Try the adventure of moving to say, Milwaukee, Minneapolis, Kansas City, Charlotte, Cleveland, Cincinnati, Indianapolis, Nashville, Austin, San Antonio, (St. Louis), or any other mid-sized city and I guarantee you will be pleasantly surprised. But here's the thing: you have to leave your snooty attitude at the door and actually MAKE AN EFFORT to get to know the locals, discover the cool authentic neighborhoods, culinarily diverse restaurants, and cultural/historical gems in these cities. Sure, it is not Central Park, or Fenway, or the Golden Gate, or the United Nations. But keep this in mind: you often trade culture and opportunity for cash and convenience. After living in Chicago, Boston, and Atlanta, I can tell you there is MUCH to see and do in these awesome cities, but you will pay a premium in logistics and $$ to enjoy them. You are lucky if you settle in a place that is balanced to your liking.
By the way, Deadspin author Drew Magary wrote a scathing response to the Mayor's article and it made me cringe even MORE. Despite his excessive vulgar language, poor writing skills, angry/whiny/immature/snarky tone, I could see this coming. Although the mayor may suggest otherwise, I doubt any St. Louis fan/resident actually believes anyone is jealous of their city. Nevertheless, get a life, Drew. Take Slay's article with a grain of salt, from someone who has had WAY bigger fish to fry this year than just defending the Cardinals. Who is so enthusiastic about trashing another person or city? A terribly insecure, unhappy, and sad individual. I am sorry you spent so much of your youth as a benchwarmer.

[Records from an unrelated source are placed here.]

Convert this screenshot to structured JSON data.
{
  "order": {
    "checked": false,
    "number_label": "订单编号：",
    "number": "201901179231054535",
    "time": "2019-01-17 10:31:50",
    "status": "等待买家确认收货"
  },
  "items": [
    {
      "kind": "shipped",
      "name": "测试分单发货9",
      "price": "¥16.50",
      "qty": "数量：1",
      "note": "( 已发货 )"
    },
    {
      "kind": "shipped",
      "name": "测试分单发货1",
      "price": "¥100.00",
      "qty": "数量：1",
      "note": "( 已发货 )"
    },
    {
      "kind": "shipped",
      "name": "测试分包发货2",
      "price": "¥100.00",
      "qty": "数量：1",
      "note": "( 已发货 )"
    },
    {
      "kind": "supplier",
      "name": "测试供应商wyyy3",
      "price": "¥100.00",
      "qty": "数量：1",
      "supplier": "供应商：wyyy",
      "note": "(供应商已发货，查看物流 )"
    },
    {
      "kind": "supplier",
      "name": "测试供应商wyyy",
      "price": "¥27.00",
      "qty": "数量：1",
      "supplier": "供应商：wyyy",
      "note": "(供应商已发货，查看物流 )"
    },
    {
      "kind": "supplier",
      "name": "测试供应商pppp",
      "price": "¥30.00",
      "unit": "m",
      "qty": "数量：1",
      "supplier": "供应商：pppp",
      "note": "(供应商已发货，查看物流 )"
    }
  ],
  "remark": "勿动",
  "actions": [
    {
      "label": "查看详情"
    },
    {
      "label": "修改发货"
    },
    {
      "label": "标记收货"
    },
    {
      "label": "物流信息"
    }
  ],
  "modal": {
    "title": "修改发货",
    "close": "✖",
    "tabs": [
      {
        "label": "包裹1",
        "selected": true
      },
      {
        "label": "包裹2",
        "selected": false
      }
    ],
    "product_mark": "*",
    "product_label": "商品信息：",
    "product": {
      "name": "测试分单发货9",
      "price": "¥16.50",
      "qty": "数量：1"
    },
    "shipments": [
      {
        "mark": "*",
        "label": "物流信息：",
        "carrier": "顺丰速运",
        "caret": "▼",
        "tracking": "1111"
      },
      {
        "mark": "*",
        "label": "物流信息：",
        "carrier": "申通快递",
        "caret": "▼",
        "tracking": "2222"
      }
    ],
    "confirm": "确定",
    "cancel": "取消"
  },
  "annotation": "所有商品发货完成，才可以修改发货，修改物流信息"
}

Oh, and Drew predictably states in his pompous douche-bag tone, "The whole 'flyover' country thing reeks of Midwestern reverse snobbery. It sneers at the imaginary coastal elites who ignore St. Louis for perfectly viable reasons, and it suggests that St. Louis is some kind of hidden gem of an American city that only REAL FOLK know about. All lies. St. Louis is a boxcar on fire." Clearly he has never LIVED in St. Louis, nor any of the other Midwest cities that he constantly trashes. What a joke.
I love St. Louis, and will cheer for the Cards until the rally squirrel stops running the bases. Oh, and by the way, Drew, did you catch their AMAZING win over the Dodgers last night?
I will share his response below...But clearly, take HIM with a grain of salt ; )